In Iraq

Monday, December 4, 2006

What is so Zen about that?

It's the sheer doing of it. You sit there and write. You don't make grocery lists while you write, or daydream, or doodle because then your 1,667 words will take all day. You don't think about whether it is good or not, because that's another waste of time.

And because you just do it, you realize that you can. Your monkey brain, what Zen calls the ingrained, distracting thought patterns that we all have and usually identify as our personality, quiets down, and words emerge from the quiet place that is left.

Because nothingness is form. Out of quiet, words. And not just words, but words that reflect your personality, your subject matter. In spite of monkey mind sitting quietly, behaving.

Form is nothingness: Let's talk about editing tomorrow.

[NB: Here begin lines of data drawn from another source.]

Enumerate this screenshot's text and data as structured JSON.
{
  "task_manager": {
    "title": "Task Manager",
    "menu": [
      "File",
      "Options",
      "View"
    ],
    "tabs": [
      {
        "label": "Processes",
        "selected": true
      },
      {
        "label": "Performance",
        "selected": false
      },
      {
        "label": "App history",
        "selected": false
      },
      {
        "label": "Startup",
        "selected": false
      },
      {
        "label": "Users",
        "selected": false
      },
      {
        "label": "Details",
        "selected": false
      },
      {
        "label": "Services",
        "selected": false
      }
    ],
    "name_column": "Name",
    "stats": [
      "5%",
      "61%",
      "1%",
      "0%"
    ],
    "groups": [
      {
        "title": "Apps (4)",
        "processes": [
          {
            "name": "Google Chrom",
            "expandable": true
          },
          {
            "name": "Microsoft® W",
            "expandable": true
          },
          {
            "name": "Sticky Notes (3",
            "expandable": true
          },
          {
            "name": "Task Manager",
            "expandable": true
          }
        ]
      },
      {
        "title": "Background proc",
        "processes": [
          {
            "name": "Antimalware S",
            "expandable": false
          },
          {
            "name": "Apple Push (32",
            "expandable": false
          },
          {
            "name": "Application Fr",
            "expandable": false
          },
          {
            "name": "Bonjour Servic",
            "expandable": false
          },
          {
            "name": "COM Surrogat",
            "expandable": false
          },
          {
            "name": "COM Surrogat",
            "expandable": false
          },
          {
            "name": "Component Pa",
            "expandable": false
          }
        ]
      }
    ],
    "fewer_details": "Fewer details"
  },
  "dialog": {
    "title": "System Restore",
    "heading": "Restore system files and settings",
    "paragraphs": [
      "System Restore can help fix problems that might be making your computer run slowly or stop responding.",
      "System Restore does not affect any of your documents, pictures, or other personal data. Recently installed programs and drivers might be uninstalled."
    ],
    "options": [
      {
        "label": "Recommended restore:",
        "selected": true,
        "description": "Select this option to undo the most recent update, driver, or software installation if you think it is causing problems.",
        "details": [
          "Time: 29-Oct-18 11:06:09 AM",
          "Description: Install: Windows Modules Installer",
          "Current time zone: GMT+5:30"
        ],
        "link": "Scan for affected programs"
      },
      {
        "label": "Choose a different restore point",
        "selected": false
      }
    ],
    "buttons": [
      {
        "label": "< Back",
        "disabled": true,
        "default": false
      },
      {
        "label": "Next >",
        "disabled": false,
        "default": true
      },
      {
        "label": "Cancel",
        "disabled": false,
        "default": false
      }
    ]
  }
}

Saturday, December 2, 2006


I just finished my first Nanowrimo -- for those of you who haven't tried it, see http://www.nanowrimo.org. It was a blast, and a good learning experience.

What did I learn? That it is possible to write a novel in a month (okay, I finished the 50,000 words, but the novel isn't technically done yet). All you have to do is spend a couple of hours a day at it. You start with an idea, you sit down every day (or almost every day, I did probably 6 out of 7), and the words pour out. You don't have time to wonder if it's any good, which is probably what slows you down normally.

Encouraging, no?
But you're asking, how do you know it's worth all that time? I don't, but the point is, it's not all that much time = worth a shot, not like agonizing for 5 years on weekends and holidays and ruining vacations and aggravating significant others...hmm, you get the idea.

Zen of Looking

He is very good at looking.